Newspapers are a wonderful place to find informational and argumentative writing samples. Editorials and letters to the editor are always included in a newspaper. In order to use newspapers and mentor texts you need to start collecting! Some newspapers are free, whereas others require a payment. I only pay $4 a month for a New York Times online subscription and I can get reimbursed from my school because I use my subscription to gather argumentative mentor texts for students. Once you get a subscription to your local newspaper or start grabbing free community newsletters bring them into your classroom for your students to peruse. Students will not only gain inspiration for their own writing, they will also become informed about their own community and world around them.
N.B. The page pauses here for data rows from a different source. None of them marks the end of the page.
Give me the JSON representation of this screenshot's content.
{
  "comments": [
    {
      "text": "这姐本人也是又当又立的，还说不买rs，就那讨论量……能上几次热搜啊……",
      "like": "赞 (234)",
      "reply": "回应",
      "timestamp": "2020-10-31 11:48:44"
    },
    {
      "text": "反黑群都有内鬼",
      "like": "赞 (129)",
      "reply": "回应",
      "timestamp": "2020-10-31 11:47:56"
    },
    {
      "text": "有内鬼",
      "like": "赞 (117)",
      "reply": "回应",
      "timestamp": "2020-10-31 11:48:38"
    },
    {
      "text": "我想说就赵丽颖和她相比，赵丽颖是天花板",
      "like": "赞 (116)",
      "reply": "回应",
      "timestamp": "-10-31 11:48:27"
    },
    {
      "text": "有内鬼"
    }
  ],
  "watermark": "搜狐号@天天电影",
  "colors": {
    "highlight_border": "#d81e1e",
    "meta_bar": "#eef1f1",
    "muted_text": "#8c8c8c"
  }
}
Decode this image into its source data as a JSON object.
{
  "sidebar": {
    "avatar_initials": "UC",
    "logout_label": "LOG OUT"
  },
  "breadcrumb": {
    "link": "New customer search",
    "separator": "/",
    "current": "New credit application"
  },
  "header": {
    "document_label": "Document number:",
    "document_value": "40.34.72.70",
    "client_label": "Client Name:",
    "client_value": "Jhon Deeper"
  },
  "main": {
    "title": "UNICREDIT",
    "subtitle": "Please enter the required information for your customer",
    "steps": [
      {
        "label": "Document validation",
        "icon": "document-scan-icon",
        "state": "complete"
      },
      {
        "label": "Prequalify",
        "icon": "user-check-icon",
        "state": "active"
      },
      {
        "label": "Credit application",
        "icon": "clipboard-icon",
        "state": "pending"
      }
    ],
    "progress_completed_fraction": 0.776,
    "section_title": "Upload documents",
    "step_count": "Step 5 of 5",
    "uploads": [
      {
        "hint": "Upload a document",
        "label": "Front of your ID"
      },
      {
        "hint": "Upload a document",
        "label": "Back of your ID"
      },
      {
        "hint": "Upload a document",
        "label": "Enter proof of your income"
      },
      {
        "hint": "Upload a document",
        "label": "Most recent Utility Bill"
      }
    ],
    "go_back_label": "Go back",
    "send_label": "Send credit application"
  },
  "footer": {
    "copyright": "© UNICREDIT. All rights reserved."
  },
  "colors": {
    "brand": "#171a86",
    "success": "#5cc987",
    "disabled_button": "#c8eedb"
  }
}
I love finding websites that provide mentor texts. It’s a hobby of mine. Below you’ll find two articles that provide links to my favorite places to find mentor texts:
Podcasts are full of stories, information and opinions! They are a wonderful and engaging place to find mentor texts in the form of audio and text (most podcasts are transcribed too). Here are some awesome links to articles with podcasts you might consider sharing with your students.
But, how would you use a podcast as a mentor text, you may be wondering? First, listen to an episode of a show that sounds intriguing to you and that you think your students might enjoy. Listen, with pen and paper close by. Write down some writing skills you think students could learn from the podcast such as building tension, description, humor, transitions or organization. The key is to listen like a writing teacher. You’ll find all sorts of writing skill gems if your looking, I mean listening for them.
Just like podcasts, TED Talks are also transcribed. If your students are giving speeches then you should definitely consider checking out these short TED Talks that kids will love and learn from at the same time…
Again, just like podcasts, TED Talks are an unconventional place to locate mentor texts.
So, how do you use videos as mentor texts?
Well, you might know this already, but if you look below every TED video on TED.com you’ll see three links: details, transcript and comments. If you click “transcript” you will be directed to a full clickable transcript! All you have to do is highlight the text in the transcript and copy and paste it into your favorite word processor to print and analyze with students.
Before you start analyzing though, you should allow students to watch the talk in its entirety. You don’t want to suck the enjoyment out of watching the talk by analyzing it during students’ first encounter.
Actually, this goes for any mentor text that you introduce to your class. Always, allow students to experience the text in its entirety before analyzing it for writing skills.
We’ve have two very important epiphanies in this article…
- Mentor texts and writing samples are one in the same
- There are many obvious places you can find mentor texts/writing samples
If you’ve found this article beneficial to your teaching, share it with your colleagues or on social media. Also, please leave a comment below with your thoughts, questions or opinions about the topic of mentor texts. I’d love to hear from you!